I quit my book club.
Not because it wasn’t pleasant or interesting — it was. Not because I don’t like the people there — I do. Not even because the scheduling was difficult (although it was, how you say, a pain in the tuckus).
No; I quit my book club because I absolutely could not stand the thought of being told what to read and when to read it, no matter how charming the book in question might be. For the first month, I read A Gentleman in Moscow and that was fine, not least because that novel is simply wonderful and you should all drop everything and read it right now. Well and good.
For the second month, we were supposed to read Tim Townsend’s Mission at Nuremberg, the story of the Lutheran chaplain charged with the spiritual care of twenty-one Nazis awaiting trial at Nuremberg, as well as their families. By all accounts, Mission at Nuremberg is an excellent book. But every time I glanced over at my to-be-read pile and saw it sitting there, a simmering resentment rose within me. I didn’t want to read it. I wanted to read other things. That resentment soon turned to rebellion: they couldn’t make me read it! I read what I like!
It occurred to me that this was probably not the most… constructive… attitude to take to our next gathering. So I quit. And then I returned Mission at Nuremberg to the library, unread.
But then I sat down at thought about it — what was the reason for my fit of rebellion? It wasn’t really about this or that particular book; I may well read Mission at Nuremberg at a later date. It occurred to me, though, that I’ve only relatively recently finished my last round of schooling; it’s been not quite two years since I finished and defended my master’s thesis. And then I ran the numbers, and it turns out that I’ve been in school for exactly 68.75% of my life. That is… a lot of being told what to read and when to read it. Not that I’ve always minded! I did my undergrad degree in English Lit and enjoyed it, by and large.
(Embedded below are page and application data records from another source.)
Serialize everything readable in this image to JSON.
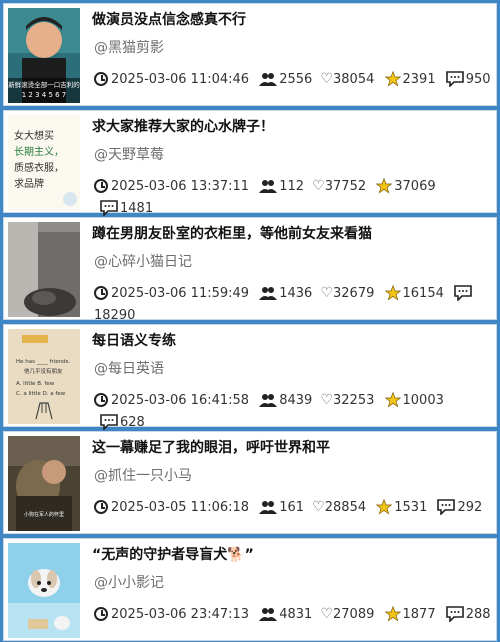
{
  "items": [
    {
      "title": "做演员没点信念感真不行",
      "author": "@黑猫剪影",
      "date": "2025-03-06 11:04:46",
      "users": "2556",
      "likes": "38054",
      "stars": "2391",
      "comments": "950",
      "thumb_text": "新鲜滚烫全部一口吉利的 1234567"
    },
    {
      "title": "求大家推荐大家的心水牌子！",
      "author": "@天野草莓",
      "date": "2025-03-06 13:37:11",
      "users": "112",
      "likes": "37752",
      "stars": "37069",
      "comments": "1481",
      "thumb_text": "女大想买 长期主义， 质感衣服， 求品牌"
    },
    {
      "title": "蹲在男朋友卧室的衣柜里，等他前女友来看猫",
      "author": "@心碎小猫日记",
      "date": "2025-03-06 11:59:49",
      "users": "1436",
      "likes": "32679",
      "stars": "16154",
      "comments": "18290",
      "thumb_text": ""
    },
    {
      "title": "每日语义专练",
      "author": "@每日英语",
      "date": "2025-03-06 16:41:58",
      "users": "8439",
      "likes": "32253",
      "stars": "10003",
      "comments": "628",
      "thumb_text": "He has ____ friends. 他几乎没有朋友 A. little B. few C. a little D. a few"
    },
    {
      "title": "这一幕赚足了我的眼泪，呼吁世界和平",
      "author": "@抓住一只小马",
      "date": "2025-03-05 11:06:18",
      "users": "161",
      "likes": "28854",
      "stars": "1531",
      "comments": "292",
      "thumb_text": ""
    },
    {
      "title": "“无声的守护者导盲犬🐕”",
      "author": "@小小影记",
      "date": "2025-03-06 23:47:13",
      "users": "4831",
      "likes": "27089",
      "stars": "1877",
      "comments": "288",
      "thumb_text": ""
    }
  ],
  "colors": {
    "background": "#3e86c6",
    "card": "#ffffff",
    "star": "#f5c518"
  },
  "icons": {
    "clock": "clock-icon",
    "users": "users-icon",
    "heart": "heart-icon",
    "star": "star-icon",
    "comment": "comment-icon"
  }
}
But still.
Now, though, I am completely unfettered — free to read whatever I like, whenever I feel like reading it. I’ve been giving myself permission to stop reading books halfway through if they’re boring me, and to even return them to the library unread if I get them home and then change my mind. I can read just as my fancy takes me, following reading paths and bunny trails as they arise. I have time to do things like decide to read an author’s entire back-catalogue (like my Lucy Maud Montgomery reading project), or read a multi-volume series straight through (like the twelve Poldark novels I read this past spring), or decide that what I really want to read now is only poetry or only travelogues or only whatever I like. And it’s wonderful.
Perhaps in another five or ten years ago I will hanker for some structure and find another book club to join. Until then, though — here’s to free reading!